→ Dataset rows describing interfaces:
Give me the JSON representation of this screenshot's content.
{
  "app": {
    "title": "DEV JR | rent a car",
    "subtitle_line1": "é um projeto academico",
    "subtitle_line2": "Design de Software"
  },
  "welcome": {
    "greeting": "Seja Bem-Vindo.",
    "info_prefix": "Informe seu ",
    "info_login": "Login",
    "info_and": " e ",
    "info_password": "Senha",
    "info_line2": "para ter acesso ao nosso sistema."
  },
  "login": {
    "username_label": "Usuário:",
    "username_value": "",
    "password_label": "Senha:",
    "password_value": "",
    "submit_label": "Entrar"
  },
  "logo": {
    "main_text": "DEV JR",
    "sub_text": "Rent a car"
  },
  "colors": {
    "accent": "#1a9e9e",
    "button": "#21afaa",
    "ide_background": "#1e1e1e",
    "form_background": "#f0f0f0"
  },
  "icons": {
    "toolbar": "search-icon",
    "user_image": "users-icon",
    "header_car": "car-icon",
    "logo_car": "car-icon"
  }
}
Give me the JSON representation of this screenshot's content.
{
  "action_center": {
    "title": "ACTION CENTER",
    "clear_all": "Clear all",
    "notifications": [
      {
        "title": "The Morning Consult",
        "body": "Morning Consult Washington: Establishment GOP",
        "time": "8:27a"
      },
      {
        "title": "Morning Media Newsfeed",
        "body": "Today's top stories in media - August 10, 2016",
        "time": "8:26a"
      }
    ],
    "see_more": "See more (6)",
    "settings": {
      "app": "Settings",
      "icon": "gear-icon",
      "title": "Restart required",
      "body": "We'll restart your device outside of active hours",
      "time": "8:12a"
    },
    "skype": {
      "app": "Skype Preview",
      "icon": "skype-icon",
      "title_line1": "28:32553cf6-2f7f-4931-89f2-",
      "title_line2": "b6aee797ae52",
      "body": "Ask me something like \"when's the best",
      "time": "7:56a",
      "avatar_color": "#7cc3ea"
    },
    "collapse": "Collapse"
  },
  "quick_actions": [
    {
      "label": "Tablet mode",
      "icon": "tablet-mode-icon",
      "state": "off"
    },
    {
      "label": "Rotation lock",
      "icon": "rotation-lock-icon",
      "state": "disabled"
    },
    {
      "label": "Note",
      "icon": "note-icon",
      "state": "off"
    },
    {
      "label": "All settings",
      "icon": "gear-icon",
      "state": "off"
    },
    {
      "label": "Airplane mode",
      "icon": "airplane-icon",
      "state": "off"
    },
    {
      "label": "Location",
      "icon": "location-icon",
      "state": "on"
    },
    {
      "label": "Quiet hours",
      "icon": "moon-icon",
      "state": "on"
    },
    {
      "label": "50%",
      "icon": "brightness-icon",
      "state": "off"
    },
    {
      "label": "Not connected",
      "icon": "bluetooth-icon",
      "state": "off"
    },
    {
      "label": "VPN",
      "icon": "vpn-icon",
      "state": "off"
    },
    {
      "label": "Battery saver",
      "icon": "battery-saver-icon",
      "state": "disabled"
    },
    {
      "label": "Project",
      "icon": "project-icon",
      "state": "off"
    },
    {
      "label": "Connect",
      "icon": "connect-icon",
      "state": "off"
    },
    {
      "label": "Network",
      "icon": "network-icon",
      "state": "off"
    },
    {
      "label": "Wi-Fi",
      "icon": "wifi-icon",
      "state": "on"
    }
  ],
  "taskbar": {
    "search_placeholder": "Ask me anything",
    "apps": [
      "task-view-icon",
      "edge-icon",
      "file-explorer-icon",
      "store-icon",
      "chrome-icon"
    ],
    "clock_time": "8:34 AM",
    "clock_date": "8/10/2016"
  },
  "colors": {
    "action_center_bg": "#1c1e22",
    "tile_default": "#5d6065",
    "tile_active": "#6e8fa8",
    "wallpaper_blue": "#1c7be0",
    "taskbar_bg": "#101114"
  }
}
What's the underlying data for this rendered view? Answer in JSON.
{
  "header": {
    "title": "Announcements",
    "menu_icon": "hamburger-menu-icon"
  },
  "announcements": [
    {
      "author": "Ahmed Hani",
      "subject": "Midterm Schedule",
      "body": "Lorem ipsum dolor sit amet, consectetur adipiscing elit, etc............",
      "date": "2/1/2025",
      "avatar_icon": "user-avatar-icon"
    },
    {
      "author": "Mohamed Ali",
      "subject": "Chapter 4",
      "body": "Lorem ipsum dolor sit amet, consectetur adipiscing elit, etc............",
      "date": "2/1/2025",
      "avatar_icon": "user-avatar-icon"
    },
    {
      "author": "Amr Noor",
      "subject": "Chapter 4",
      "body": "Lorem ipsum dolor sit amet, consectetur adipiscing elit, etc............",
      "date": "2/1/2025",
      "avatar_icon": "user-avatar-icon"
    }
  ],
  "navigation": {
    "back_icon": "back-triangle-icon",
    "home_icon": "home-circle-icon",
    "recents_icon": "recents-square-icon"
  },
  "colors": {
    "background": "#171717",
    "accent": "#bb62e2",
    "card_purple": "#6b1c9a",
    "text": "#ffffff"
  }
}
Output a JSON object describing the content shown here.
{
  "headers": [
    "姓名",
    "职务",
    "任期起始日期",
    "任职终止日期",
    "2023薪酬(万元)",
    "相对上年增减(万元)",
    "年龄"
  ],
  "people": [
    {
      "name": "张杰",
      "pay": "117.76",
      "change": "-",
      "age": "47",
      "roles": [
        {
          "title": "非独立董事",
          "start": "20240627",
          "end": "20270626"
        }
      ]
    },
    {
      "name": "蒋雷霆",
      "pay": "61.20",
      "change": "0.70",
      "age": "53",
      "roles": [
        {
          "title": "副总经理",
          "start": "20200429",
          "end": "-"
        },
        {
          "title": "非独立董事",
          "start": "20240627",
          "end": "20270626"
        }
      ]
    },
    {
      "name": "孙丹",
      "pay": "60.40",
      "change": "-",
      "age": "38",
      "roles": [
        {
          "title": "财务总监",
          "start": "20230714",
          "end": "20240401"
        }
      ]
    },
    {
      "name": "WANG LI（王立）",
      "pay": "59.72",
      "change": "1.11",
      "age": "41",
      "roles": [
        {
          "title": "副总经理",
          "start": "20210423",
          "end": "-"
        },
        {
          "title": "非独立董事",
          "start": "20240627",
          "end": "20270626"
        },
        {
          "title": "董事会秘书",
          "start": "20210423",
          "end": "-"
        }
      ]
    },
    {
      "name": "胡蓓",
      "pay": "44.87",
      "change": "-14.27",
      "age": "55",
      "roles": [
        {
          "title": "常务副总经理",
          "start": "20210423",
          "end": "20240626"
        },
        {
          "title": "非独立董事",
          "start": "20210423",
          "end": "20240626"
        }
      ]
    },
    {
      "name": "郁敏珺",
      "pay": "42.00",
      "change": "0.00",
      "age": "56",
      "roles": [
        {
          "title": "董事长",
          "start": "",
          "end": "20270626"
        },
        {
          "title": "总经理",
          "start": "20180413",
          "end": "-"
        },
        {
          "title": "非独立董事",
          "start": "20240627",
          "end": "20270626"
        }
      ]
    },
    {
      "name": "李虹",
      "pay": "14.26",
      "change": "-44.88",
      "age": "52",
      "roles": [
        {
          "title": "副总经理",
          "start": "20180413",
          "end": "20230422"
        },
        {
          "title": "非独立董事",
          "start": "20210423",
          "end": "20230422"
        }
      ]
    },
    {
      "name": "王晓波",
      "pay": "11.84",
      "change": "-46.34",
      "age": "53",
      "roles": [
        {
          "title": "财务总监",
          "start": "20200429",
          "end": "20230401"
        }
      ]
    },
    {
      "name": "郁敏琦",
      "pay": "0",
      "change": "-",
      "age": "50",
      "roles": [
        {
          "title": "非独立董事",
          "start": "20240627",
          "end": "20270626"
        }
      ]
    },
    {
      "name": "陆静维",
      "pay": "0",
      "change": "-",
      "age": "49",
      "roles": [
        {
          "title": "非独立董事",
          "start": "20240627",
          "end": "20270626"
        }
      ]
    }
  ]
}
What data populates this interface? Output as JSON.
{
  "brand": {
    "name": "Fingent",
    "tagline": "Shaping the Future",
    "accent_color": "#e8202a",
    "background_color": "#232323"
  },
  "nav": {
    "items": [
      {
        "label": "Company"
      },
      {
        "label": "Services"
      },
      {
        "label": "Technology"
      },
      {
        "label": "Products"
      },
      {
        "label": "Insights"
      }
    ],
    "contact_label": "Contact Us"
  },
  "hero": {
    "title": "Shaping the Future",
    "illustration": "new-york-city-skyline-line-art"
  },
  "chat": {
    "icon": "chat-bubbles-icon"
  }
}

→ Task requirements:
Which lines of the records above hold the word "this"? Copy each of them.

→ Exercise result:
Give me the JSON representation of this screenshot's content.
Give me the JSON representation of this screenshot's content.
What's the underlying data for this rendered view? Answer in JSON.
What data populates this interface? Output as JSON.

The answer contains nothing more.